● WHAT YOU ARE ASKED TO DO
From the entries that follow, copy every line with the word "title".
^^^^^^^^^^^^^^^^
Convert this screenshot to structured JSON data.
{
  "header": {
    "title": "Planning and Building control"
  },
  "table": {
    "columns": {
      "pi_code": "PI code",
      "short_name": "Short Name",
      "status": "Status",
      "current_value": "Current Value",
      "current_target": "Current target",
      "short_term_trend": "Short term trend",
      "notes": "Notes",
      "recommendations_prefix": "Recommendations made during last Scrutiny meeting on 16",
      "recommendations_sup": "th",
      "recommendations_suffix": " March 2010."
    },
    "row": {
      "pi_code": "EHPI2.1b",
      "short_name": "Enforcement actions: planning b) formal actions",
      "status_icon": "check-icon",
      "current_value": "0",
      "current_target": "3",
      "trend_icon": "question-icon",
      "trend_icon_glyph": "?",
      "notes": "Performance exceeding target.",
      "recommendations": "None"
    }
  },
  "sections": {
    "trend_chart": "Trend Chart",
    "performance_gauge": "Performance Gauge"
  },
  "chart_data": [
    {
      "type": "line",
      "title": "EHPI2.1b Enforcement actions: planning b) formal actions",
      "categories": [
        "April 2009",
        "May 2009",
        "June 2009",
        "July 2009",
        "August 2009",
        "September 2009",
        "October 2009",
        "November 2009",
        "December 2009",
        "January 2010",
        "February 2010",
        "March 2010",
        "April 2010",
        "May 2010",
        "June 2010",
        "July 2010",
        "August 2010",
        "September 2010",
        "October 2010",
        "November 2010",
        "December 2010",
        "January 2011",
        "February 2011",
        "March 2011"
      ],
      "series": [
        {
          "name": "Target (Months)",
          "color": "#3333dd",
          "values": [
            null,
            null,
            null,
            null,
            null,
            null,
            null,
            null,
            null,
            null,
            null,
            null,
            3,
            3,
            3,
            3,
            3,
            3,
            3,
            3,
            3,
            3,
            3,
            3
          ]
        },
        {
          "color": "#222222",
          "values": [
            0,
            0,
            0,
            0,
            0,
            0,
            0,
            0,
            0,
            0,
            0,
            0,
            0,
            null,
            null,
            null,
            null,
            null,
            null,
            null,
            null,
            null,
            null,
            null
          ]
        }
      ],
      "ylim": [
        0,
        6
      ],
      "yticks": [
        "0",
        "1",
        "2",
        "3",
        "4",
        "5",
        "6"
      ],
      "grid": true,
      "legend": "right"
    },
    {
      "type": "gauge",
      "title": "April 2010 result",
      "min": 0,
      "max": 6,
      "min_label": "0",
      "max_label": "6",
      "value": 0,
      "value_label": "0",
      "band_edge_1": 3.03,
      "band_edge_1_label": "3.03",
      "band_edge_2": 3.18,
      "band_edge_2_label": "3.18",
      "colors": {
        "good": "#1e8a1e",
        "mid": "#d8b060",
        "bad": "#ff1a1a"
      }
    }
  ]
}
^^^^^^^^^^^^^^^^
● RESPONSE FOR THIS EXERCISE
    "title": "Planning and Building control"
      "title": "EHPI2.1b Enforcement actions: planning b) formal actions",
      "title": "April 2010 result",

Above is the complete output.